Volume 2013 (2013), Article ID 534186, 7 pages
Research Article

Paleodietary Analysis of Human Remains from a Hellenistic-Roman Cemetery at Camihöyük, Turkey

1Department of Neurosurgery, Gülhane Military Medical Academy, Etlik, 06018 Ankara, Turkey
2Department of Pharmaceutical Sciences, Gülhane Military Medical Academy, Etlik, 06018 Ankara, Turkey
3Department of Archaeology, Gazi University, 06560 Ankara, Turkey
4Department of Epidemiology, Gülhane Military Medical Academy, Etlik, 06018 Ankara, Turkey

Received 7 November 2012; Revised 23 January 2013; Accepted 21 February 2013

Academic Editor: Scott M. Fitzpatrick

Copyright © 2013 Yusuf İzci et al. This is an open access article distributed under the Creative Commons Attribution License, which permits unrestricted use, distribution, and reproduction in any medium, provided the original work is properly cited.
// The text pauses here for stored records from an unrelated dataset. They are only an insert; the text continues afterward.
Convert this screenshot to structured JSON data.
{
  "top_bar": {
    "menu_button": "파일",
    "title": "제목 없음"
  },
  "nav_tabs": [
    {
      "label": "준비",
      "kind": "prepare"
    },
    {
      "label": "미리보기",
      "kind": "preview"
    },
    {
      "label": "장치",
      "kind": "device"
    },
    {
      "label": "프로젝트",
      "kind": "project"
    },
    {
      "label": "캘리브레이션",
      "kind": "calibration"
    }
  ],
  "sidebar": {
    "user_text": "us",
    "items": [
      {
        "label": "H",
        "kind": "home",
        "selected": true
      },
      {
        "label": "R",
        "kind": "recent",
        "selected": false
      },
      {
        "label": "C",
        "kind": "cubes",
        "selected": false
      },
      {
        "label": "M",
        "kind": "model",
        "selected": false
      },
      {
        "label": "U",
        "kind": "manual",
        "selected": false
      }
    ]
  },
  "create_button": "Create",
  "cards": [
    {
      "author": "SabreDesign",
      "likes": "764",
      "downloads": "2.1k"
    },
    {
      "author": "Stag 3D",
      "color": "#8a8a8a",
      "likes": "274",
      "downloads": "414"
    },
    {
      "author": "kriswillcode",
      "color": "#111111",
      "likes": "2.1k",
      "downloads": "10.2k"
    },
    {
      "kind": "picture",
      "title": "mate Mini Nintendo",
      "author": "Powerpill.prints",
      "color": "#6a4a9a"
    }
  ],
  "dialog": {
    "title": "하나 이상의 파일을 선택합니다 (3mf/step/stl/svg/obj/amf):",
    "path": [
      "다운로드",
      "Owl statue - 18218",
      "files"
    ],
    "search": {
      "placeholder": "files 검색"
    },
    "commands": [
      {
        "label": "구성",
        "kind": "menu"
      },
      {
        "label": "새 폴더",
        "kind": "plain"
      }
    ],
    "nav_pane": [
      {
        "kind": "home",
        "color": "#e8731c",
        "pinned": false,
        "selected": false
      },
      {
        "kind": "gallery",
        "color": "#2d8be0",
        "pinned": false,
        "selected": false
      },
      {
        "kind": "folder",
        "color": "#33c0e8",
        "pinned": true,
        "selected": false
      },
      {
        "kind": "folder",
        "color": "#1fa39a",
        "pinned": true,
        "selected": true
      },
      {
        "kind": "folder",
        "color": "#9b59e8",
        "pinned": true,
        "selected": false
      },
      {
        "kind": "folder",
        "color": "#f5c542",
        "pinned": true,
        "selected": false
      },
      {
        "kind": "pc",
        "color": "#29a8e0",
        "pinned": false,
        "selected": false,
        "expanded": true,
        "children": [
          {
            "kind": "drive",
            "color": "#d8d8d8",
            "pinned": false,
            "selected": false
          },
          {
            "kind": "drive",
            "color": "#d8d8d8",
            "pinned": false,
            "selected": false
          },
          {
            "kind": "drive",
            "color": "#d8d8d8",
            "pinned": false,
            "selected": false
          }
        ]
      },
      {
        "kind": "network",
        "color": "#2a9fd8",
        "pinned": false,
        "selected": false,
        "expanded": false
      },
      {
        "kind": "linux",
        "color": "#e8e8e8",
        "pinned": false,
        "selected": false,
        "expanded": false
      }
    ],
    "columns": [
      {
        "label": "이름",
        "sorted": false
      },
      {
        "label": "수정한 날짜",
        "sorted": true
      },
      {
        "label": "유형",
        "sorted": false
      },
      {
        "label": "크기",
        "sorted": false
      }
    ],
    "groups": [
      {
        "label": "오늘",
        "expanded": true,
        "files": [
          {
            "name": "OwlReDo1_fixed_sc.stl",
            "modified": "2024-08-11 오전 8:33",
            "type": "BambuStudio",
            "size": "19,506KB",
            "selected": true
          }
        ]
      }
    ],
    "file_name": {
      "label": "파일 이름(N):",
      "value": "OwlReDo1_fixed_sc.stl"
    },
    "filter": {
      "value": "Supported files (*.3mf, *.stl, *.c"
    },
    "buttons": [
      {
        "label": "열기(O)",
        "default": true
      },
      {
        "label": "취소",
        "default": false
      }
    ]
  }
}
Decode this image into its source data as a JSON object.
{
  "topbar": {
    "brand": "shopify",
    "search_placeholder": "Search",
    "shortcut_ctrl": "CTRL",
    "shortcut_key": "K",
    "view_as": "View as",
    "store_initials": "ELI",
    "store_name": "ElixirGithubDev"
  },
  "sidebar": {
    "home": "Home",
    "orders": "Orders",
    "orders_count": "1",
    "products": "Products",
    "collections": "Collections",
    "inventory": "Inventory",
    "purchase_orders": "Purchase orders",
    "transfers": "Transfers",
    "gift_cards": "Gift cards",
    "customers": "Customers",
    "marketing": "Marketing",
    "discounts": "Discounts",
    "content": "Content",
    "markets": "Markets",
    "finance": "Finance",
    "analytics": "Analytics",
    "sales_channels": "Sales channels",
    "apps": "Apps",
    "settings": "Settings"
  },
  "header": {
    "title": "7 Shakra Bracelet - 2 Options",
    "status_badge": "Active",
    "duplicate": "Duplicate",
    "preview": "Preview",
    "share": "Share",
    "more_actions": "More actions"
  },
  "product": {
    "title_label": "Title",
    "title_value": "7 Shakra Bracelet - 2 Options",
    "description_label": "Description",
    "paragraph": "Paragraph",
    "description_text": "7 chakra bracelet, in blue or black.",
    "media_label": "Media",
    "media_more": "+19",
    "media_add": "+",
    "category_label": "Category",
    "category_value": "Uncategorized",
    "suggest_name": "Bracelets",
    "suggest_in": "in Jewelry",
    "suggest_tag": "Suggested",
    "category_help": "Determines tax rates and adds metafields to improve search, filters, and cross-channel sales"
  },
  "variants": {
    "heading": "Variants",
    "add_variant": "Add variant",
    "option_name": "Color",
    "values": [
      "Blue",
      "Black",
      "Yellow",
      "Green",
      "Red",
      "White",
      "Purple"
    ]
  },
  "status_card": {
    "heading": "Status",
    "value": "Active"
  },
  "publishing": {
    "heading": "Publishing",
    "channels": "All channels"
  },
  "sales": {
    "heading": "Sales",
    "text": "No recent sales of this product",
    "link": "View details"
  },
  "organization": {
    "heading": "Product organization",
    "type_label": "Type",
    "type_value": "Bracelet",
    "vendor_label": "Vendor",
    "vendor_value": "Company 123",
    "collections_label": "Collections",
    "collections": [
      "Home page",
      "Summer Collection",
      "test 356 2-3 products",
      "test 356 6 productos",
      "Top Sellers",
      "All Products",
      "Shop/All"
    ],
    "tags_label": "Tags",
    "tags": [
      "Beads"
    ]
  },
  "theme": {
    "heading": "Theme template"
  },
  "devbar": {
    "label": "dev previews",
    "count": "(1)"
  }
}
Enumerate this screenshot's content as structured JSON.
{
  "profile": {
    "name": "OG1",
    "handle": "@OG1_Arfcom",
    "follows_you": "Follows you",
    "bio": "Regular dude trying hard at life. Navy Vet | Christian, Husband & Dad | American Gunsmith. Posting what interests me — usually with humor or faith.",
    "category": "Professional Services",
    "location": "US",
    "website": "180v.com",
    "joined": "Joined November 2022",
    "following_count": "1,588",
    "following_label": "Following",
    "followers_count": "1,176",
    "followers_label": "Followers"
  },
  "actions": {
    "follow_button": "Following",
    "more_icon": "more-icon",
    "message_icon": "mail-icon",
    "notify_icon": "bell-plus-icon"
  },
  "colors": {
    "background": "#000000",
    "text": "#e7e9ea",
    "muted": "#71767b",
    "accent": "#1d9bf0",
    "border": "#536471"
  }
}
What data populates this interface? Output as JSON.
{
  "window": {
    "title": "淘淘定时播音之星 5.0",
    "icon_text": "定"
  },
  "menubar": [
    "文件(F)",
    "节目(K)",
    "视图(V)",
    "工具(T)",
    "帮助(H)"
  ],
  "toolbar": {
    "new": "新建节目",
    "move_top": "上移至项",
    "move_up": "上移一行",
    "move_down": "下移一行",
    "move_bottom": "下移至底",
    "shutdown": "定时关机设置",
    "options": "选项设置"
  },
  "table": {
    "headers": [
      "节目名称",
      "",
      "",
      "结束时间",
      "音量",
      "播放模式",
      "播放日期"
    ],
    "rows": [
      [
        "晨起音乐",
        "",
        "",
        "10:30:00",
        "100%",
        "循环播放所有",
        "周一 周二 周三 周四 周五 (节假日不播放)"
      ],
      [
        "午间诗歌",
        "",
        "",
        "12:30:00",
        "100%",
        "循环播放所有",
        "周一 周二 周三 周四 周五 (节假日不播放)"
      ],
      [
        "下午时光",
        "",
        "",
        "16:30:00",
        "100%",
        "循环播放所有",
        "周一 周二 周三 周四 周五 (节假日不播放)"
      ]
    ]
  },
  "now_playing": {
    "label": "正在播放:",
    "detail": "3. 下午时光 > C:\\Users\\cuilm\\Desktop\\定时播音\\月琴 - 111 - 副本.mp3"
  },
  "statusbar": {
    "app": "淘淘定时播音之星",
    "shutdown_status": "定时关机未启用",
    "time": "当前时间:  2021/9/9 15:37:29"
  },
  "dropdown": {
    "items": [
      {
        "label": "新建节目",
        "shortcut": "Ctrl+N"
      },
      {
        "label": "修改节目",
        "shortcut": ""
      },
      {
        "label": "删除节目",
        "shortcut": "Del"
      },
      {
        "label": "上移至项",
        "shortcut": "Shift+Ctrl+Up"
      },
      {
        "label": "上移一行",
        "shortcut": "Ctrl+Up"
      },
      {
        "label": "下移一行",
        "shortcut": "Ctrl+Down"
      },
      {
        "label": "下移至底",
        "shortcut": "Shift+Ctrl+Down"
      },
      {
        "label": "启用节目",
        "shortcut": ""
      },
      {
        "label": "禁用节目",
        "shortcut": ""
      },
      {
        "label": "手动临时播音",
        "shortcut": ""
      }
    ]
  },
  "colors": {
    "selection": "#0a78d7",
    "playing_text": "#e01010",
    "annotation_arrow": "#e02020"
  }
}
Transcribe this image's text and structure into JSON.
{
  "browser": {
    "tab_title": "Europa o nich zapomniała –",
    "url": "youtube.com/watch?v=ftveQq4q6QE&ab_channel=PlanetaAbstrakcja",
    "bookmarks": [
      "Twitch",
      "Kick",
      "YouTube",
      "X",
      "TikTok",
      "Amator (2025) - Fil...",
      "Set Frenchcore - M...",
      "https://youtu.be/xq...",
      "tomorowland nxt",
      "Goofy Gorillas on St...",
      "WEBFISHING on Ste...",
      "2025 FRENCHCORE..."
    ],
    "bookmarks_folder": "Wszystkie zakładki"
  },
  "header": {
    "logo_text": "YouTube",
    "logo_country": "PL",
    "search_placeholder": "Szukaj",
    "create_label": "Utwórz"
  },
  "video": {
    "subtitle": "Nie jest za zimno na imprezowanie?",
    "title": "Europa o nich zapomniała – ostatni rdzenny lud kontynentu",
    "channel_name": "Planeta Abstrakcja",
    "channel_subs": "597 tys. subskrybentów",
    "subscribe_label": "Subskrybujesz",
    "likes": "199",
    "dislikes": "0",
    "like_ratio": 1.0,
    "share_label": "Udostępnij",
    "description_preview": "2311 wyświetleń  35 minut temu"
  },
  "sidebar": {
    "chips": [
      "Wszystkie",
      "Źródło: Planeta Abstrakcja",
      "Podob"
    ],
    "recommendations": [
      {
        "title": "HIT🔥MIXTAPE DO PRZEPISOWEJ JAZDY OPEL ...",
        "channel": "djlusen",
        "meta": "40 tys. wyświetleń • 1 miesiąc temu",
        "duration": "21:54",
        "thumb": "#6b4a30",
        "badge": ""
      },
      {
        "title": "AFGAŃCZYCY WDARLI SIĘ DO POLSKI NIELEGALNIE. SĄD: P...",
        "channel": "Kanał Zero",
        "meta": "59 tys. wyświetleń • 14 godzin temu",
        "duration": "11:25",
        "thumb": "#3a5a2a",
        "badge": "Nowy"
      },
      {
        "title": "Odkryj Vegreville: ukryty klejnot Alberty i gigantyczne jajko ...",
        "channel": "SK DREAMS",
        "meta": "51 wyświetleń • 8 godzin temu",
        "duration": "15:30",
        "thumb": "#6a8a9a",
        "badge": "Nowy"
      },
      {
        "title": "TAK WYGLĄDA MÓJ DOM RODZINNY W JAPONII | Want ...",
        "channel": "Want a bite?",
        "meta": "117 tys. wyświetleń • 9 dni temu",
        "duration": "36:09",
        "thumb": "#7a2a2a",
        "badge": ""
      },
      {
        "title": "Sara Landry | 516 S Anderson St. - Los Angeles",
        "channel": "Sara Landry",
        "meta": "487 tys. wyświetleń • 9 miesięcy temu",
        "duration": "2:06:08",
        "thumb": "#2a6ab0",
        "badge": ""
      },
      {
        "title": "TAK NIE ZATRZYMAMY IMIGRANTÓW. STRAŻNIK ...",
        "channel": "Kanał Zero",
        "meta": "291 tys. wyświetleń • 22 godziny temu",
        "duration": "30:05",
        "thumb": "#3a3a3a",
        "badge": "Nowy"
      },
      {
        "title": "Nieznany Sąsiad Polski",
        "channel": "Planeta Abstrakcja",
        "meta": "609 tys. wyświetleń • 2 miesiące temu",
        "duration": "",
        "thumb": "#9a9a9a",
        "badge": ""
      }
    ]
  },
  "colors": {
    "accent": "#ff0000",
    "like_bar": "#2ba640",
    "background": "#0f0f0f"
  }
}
The presence of copper, zinc, magnesium, iron, lead, molybdenum, manganese and nickel was discovered on 22 human ribs in a Hellenistic-Roman cemetery located in the ancient city of Camihöyük, Turkey. The levels of each element found in the males were higher than those in females, except iron. Copper, magnesium, iron, molybdenum, and nickel levels were measured to be higher in the soil than in the skeletons, whereas the other elements were higher in the human skeletons. Lead was not traced in the soil, but on the skeletons. These individuals had probably been exposed to this element during their lives due to higher consumption of vegetables than meat.